A study by Canadian researchers from the University of Lethbridge done in April found that at least 13 cannabis plants that were high in Cannabidiol (CBD) content appeared to affect the ACE2 pathways that the coronavirus uses to access the body.
According to the findings, hemp extracts that were high in CBD seemed to indicate that they may help block proteins that provide a “gateway” for COVID-19 to enter host cells.
The researchers found that cannabis seemed to reduce the virus entry points by up to 70 percent.
Researcher Igor Kovalchuk said, “There aren’t many drugs that have the potential of reducing infection by 70 to 80 percent. Therefore, you have more chances to fight it.”
The researcher said that if cannabis is shown to modulate the enzyme, it “may prove a plausible strategy for decreasing disease susceptibility” and “become a useful and safe addition to the treatment of COVID-19 as an adjunct therapy.”
Further, the researchers believe that cannabis-based products could be developed as preventative treatments.
In this study, the researchers suggested the development of “easy-to-use preventative treatments in the form of mouthwash and throat gargle products.” The study said such products have “a potential to decrease viral entry” through the mouth.
In considering over 800 varieties of cannabis, the researchers found that only a few types of cannabis plants, around thirteen, contained enough CBD to be helpful.

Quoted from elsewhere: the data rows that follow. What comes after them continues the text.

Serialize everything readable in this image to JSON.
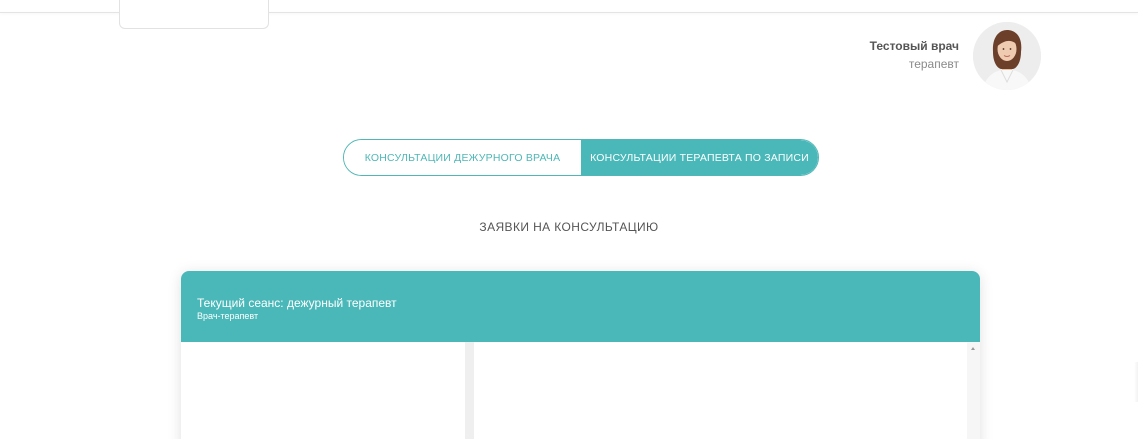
{
  "user": {
    "name": "Тестовый врач",
    "role": "терапевт"
  },
  "toggle": {
    "left_label": "КОНСУЛЬТАЦИИ ДЕЖУРНОГО ВРАЧА",
    "right_label": "КОНСУЛЬТАЦИИ ТЕРАПЕВТА ПО ЗАПИСИ",
    "active": "right"
  },
  "section": {
    "title": "ЗАЯВКИ НА КОНСУЛЬТАЦИЮ"
  },
  "session_panel": {
    "title": "Текущий сеанс: дежурный терапевт",
    "subtitle": "Врач-терапевт"
  },
  "colors": {
    "accent": "#4ab8b9",
    "text_dark": "#555555",
    "text_muted": "#8a8a8a"
  },
  "icons": {
    "avatar": "doctor-avatar",
    "scroll_up": "scroll-up-arrow"
  }
}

In fact, the plants that were the most useful were low in THC (Tetrahydrocannabinol), the principal psychoactive constituent of cannabis that produces the effect of feeling high or intoxicated.
The most effective types of cannabis were those high in CBD, which produces an anti-inflammatory effect.
“The key thing is not that any cannabis you would pick up at the store will do the trick,” said researcher Olga Kovalchuk.
It should be noted that the report has yet to be peer-reviewed and the researchers are advocating for further study.
“While our most effective extracts require further large-scale validation,” the research paper explained, “our study is crucial for the future analysis of the effects of medical cannabis on COVID-19.”
“Given the current dire and rapidly evolving epidemiological situation,” the study added, “every possible therapeutic opportunity and avenue must be considered.”